Terminate with extreme prejudice.
Just a few of the neologisms and new phrases which have seeped into our daily vocabulary and the collective consciousness. The words we use control how we see the world and alters our behaviour to the people living in it. Some phrases restyle the world for the better, others terms sanitise and mask appalling actions.
Language matters. I am mirroring the esteemed Ben Reeves Lewis, who has mooted changing the names of those who own and manage property they have inherited, or bought to let out to tenants (aka landlords and landladies.)
Say the word landlord and what’s the first image to appear in your mind’s eye? A wry man with a handlebar moustache serving real ale? Or a Rigsby-stile Rachmanite who wallows in your discomfort at insecurity, damp and disrepair?
Landlord is a term loaded with baggage and preconceptions. A landlord sounds privileged – even aristocratic. No wonder many feel they are the actual rulers of their estate (ie our home). The name gives pretensions of grandeur: might be why some owners imagine that inspecting a flat once a month with just one days notice is an absolute right. Some imagine they can turn up whenever they want to. ‘It’s my property – I can do whatever I want’ being the usual excuse.
Or take landlady – a word weighed down by notions of east-end pubs, and doughty woman of uncertain age who can pull a pint with one hand and free-style wrestle troublemakers to the ground with the other. It does not suggest besuited professionals who have invested in several homes while gently accruing equity wealth, managing several homes and rallying recalcitrant contractors.
Ownership is about power, and the power relation between landlord and tenant is complex and fraught. Landlords seem, by all they do, to require constant reassurance that they can reclaim their property whenever they want to. Tenants, meanwhile, want to stay. That little ‘…lord’ makes the situation seem ever more complicated, but tenants should feel no more beholden to their landlord than shoppers do the manager of their local supermarket.
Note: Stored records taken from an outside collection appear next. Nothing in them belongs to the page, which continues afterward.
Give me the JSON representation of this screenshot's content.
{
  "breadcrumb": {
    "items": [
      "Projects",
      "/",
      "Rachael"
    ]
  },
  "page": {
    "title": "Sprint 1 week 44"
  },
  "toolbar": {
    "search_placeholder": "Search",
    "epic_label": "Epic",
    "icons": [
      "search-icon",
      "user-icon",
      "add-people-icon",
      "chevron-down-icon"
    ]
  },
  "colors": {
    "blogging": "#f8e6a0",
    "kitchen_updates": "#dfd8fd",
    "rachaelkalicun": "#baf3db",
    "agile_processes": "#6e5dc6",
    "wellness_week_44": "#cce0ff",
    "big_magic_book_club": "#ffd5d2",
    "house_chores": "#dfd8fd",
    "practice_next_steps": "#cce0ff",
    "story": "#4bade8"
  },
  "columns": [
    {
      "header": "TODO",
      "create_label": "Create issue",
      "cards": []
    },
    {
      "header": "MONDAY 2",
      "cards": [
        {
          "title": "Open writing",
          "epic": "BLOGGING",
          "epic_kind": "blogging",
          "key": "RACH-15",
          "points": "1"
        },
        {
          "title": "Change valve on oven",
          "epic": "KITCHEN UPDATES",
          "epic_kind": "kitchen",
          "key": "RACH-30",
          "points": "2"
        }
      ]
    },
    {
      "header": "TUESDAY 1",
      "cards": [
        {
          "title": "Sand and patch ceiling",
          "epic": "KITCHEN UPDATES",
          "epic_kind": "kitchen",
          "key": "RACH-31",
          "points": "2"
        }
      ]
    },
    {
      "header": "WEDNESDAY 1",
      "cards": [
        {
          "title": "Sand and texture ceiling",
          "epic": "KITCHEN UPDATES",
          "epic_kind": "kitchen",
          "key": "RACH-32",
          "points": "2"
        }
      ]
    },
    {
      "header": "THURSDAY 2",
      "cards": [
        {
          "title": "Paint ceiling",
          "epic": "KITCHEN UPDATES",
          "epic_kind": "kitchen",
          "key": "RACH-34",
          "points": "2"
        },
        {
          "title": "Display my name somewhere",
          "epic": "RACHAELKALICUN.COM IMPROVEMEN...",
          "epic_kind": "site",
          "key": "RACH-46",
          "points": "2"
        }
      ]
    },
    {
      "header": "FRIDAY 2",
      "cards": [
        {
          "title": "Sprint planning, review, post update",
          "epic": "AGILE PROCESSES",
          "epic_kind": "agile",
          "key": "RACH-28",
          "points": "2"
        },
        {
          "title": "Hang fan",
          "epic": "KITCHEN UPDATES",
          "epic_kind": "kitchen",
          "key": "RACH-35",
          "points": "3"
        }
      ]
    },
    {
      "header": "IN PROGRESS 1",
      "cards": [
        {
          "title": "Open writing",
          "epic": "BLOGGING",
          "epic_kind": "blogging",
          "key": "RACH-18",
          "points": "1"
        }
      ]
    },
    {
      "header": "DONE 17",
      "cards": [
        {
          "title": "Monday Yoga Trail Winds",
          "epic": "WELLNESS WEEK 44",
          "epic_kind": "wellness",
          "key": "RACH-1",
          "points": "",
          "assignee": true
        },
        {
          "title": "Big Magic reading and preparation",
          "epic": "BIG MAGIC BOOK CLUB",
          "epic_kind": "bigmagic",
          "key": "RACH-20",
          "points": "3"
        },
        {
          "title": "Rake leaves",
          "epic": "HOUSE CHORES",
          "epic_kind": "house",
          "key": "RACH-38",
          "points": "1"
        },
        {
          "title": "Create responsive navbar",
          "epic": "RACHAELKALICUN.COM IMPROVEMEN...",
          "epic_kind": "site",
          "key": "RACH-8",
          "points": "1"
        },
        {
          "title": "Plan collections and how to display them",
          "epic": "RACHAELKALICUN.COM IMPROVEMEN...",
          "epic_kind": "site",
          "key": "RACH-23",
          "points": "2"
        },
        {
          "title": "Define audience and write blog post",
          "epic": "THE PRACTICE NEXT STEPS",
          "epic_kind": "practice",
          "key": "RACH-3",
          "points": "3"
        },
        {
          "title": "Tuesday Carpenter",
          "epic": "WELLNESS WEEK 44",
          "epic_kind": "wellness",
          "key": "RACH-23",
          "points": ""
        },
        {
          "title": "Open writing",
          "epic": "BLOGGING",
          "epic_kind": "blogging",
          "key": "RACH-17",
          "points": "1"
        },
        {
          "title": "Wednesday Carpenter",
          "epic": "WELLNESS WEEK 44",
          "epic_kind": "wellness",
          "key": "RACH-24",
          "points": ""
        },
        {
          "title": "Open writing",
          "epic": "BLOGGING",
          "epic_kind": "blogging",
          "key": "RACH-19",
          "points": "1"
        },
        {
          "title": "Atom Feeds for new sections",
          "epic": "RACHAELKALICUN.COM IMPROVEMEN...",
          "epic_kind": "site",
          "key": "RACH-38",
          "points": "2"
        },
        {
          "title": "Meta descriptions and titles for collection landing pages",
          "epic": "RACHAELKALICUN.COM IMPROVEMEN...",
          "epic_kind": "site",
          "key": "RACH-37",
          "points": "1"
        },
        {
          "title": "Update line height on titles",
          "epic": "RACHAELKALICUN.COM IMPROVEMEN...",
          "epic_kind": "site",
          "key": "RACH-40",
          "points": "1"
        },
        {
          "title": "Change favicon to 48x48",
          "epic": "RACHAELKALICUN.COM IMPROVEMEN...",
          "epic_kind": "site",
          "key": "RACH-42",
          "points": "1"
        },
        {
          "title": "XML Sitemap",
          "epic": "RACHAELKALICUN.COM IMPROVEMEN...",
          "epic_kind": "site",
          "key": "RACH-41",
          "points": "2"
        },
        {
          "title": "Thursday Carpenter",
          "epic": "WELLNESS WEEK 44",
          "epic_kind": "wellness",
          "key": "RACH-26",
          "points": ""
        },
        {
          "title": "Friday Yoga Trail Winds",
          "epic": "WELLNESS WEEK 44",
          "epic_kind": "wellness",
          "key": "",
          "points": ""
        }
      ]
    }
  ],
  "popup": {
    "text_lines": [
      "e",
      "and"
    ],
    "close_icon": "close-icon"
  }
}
This is a world where some Rentiers (to steal wholesale Ben’s suggestion) certainly don’t hold with this ‘call me Dave’ mentality, and can insist on proper titles (usually Mr, although Sir is declining…along with your Landlordship) that’s if we ever find out the real names of these enigmatic overlords. Landlords are mysterious. We are shielded from them. Letting agents are increasingly hiding owners by assuming their identity on the rental agreement. Research is necessary to ascertain who actually owns the building, while being paid for our right to occupy the space.
But I quite like rentier - Ben Reeves-Lewis’ solution, although my own (kind, fair and responsible) landlady has the last word on this point, and recently emailed to say:
‘I've been thinking. I hate the term landlord (I don't have a wiener), and landlady makes me sound doubled up and old and smelly. So my new title, given my love of all things retro and 40/50s, shall be Landgirl !!!! Plus, that makes me sound all headscarfed and pro-active. That is all :-)’
She wants to be called Landgirl and I would never dare argue. So Landgirl it is then.